◆ Data for this task:
-=-=-

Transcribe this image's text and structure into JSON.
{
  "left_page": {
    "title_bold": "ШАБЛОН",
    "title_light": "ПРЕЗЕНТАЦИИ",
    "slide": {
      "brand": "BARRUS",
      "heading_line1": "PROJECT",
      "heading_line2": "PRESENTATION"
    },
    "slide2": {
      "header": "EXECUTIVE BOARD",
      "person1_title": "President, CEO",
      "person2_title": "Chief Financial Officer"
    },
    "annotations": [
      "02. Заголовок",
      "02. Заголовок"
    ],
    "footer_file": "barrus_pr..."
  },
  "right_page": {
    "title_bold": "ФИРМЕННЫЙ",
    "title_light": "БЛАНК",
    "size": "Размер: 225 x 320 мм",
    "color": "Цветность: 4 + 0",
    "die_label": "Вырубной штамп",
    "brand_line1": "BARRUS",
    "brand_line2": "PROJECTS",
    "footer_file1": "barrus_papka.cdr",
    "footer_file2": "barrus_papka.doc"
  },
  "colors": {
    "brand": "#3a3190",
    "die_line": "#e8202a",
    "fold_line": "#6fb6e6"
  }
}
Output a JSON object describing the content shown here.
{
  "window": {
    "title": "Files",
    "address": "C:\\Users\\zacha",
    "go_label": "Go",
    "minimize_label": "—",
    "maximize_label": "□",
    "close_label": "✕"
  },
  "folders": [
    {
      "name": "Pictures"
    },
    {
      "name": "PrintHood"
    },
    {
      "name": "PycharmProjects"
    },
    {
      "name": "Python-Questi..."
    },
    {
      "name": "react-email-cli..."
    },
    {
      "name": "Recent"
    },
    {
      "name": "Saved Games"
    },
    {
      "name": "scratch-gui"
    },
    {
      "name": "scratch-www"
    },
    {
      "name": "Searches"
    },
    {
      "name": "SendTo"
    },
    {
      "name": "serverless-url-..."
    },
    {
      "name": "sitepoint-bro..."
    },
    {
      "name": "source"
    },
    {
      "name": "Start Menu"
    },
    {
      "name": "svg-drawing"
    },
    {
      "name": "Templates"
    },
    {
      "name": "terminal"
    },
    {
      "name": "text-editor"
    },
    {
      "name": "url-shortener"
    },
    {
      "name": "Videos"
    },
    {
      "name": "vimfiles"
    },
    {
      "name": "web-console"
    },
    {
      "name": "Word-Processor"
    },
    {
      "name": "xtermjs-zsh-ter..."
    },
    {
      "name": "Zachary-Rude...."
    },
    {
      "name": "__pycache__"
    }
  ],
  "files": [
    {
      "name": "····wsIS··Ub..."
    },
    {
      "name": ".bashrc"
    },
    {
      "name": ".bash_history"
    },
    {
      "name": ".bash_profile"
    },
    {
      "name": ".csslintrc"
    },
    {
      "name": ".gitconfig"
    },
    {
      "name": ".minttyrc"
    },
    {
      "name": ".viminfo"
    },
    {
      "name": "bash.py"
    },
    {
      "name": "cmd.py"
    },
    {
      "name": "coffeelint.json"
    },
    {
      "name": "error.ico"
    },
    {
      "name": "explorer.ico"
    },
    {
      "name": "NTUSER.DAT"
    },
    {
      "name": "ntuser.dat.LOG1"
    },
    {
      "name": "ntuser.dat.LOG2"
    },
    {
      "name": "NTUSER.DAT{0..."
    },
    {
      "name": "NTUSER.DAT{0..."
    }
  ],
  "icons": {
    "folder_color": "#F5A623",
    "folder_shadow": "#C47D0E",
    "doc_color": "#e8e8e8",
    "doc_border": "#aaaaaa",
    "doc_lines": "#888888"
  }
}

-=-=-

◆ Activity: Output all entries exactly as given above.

◆ Answer to the exercise:
Transcribe this image's text and structure into JSON.
{
  "left_page": {
    "title_bold": "ШАБЛОН",
    "title_light": "ПРЕЗЕНТАЦИИ",
    "slide": {
      "brand": "BARRUS",
      "heading_line1": "PROJECT",
      "heading_line2": "PRESENTATION"
    },
    "slide2": {
      "header": "EXECUTIVE BOARD",
      "person1_title": "President, CEO",
      "person2_title": "Chief Financial Officer"
    },
    "annotations": [
      "02. Заголовок",
      "02. Заголовок"
    ],
    "footer_file": "barrus_pr..."
  },
  "right_page": {
    "title_bold": "ФИРМЕННЫЙ",
    "title_light": "БЛАНК",
    "size": "Размер: 225 x 320 мм",
    "color": "Цветность: 4 + 0",
    "die_label": "Вырубной штамп",
    "brand_line1": "BARRUS",
    "brand_line2": "PROJECTS",
    "footer_file1": "barrus_papka.cdr",
    "footer_file2": "barrus_papka.doc"
  },
  "colors": {
    "brand": "#3a3190",
    "die_line": "#e8202a",
    "fold_line": "#6fb6e6"
  }
}
Output a JSON object describing the content shown here.
{
  "window": {
    "title": "Files",
    "address": "C:\\Users\\zacha",
    "go_label": "Go",
    "minimize_label": "—",
    "maximize_label": "□",
    "close_label": "✕"
  },
  "folders": [
    {
      "name": "Pictures"
    },
    {
      "name": "PrintHood"
    },
    {
      "name": "PycharmProjects"
    },
    {
      "name": "Python-Questi..."
    },
    {
      "name": "react-email-cli..."
    },
    {
      "name": "Recent"
    },
    {
      "name": "Saved Games"
    },
    {
      "name": "scratch-gui"
    },
    {
      "name": "scratch-www"
    },
    {
      "name": "Searches"
    },
    {
      "name": "SendTo"
    },
    {
      "name": "serverless-url-..."
    },
    {
      "name": "sitepoint-bro..."
    },
    {
      "name": "source"
    },
    {
      "name": "Start Menu"
    },
    {
      "name": "svg-drawing"
    },
    {
      "name": "Templates"
    },
    {
      "name": "terminal"
    },
    {
      "name": "text-editor"
    },
    {
      "name": "url-shortener"
    },
    {
      "name": "Videos"
    },
    {
      "name": "vimfiles"
    },
    {
      "name": "web-console"
    },
    {
      "name": "Word-Processor"
    },
    {
      "name": "xtermjs-zsh-ter..."
    },
    {
      "name": "Zachary-Rude...."
    },
    {
      "name": "__pycache__"
    }
  ],
  "files": [
    {
      "name": "····wsIS··Ub..."
    },
    {
      "name": ".bashrc"
    },
    {
      "name": ".bash_history"
    },
    {
      "name": ".bash_profile"
    },
    {
      "name": ".csslintrc"
    },
    {
      "name": ".gitconfig"
    },
    {
      "name": ".minttyrc"
    },
    {
      "name": ".viminfo"
    },
    {
      "name": "bash.py"
    },
    {
      "name": "cmd.py"
    },
    {
      "name": "coffeelint.json"
    },
    {
      "name": "error.ico"
    },
    {
      "name": "explorer.ico"
    },
    {
      "name": "NTUSER.DAT"
    },
    {
      "name": "ntuser.dat.LOG1"
    },
    {
      "name": "ntuser.dat.LOG2"
    },
    {
      "name": "NTUSER.DAT{0..."
    },
    {
      "name": "NTUSER.DAT{0..."
    }
  ],
  "icons": {
    "folder_color": "#F5A623",
    "folder_shadow": "#C47D0E",
    "doc_color": "#e8e8e8",
    "doc_border": "#aaaaaa",
    "doc_lines": "#888888"
  }
}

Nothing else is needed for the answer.